* [STORED DATA]:
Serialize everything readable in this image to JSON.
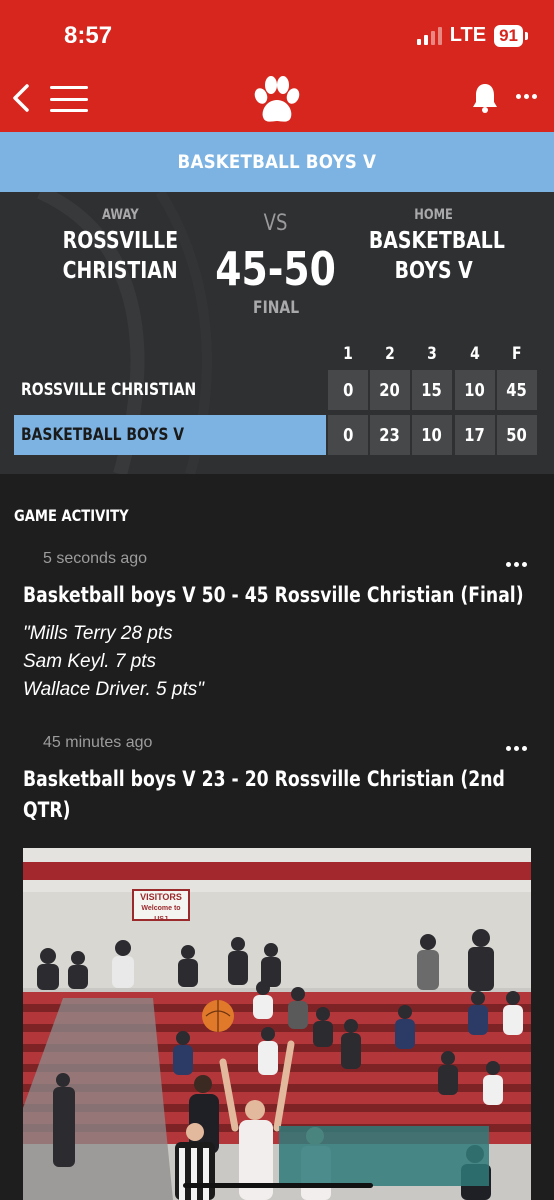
{
  "status_bar": {
    "time": "8:57",
    "network": "LTE",
    "battery": "91"
  },
  "header": {
    "back_icon": "chevron-left-icon",
    "menu_icon": "hamburger-icon",
    "logo_icon": "paw-icon",
    "bell_icon": "bell-icon",
    "more_icon": "more-dots-icon"
  },
  "banner": {
    "title": "BASKETBALL BOYS V"
  },
  "game": {
    "away_label": "AWAY",
    "away_name_line1": "ROSSVILLE",
    "away_name_line2": "CHRISTIAN",
    "vs": "VS",
    "score": "45-50",
    "status": "FINAL",
    "home_label": "HOME",
    "home_name_line1": "BASKETBALL",
    "home_name_line2": "BOYS V",
    "quarters": [
      "1",
      "2",
      "3",
      "4",
      "F"
    ],
    "rows": [
      {
        "team": "ROSSVILLE CHRISTIAN",
        "scores": [
          "0",
          "20",
          "15",
          "10",
          "45"
        ]
      },
      {
        "team": "BASKETBALL BOYS V",
        "scores": [
          "0",
          "23",
          "10",
          "17",
          "50"
        ]
      }
    ]
  },
  "activity": {
    "title": "GAME ACTIVITY",
    "posts": [
      {
        "time": "5 seconds ago",
        "title_line1": "Basketball boys V 50 - 45 Rossville Christian (Final)",
        "body": [
          "\"Mills Terry 28 pts",
          "Sam Keyl. 7 pts",
          "Wallace Driver. 5 pts\""
        ]
      },
      {
        "time": "45 minutes ago",
        "title_line1": "Basketball boys V 23 - 20 Rossville Christian (2nd",
        "title_line2": "QTR)"
      }
    ]
  },
  "photo": {
    "sign_line1": "VISITORS",
    "sign_line2": "Welcome to USJ"
  },
  "colors": {
    "brand_red": "#d7261e",
    "banner_blue": "#7db3e2",
    "scoreboard_bg": "#2f3032",
    "cell_bg": "#47484a",
    "page_bg": "#1e1e1e"
  }
}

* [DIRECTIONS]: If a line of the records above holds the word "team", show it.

* [SOLUTION TO THE EXERCISE]:
        "team": "ROSSVILLE CHRISTIAN",
        "team": "BASKETBALL BOYS V",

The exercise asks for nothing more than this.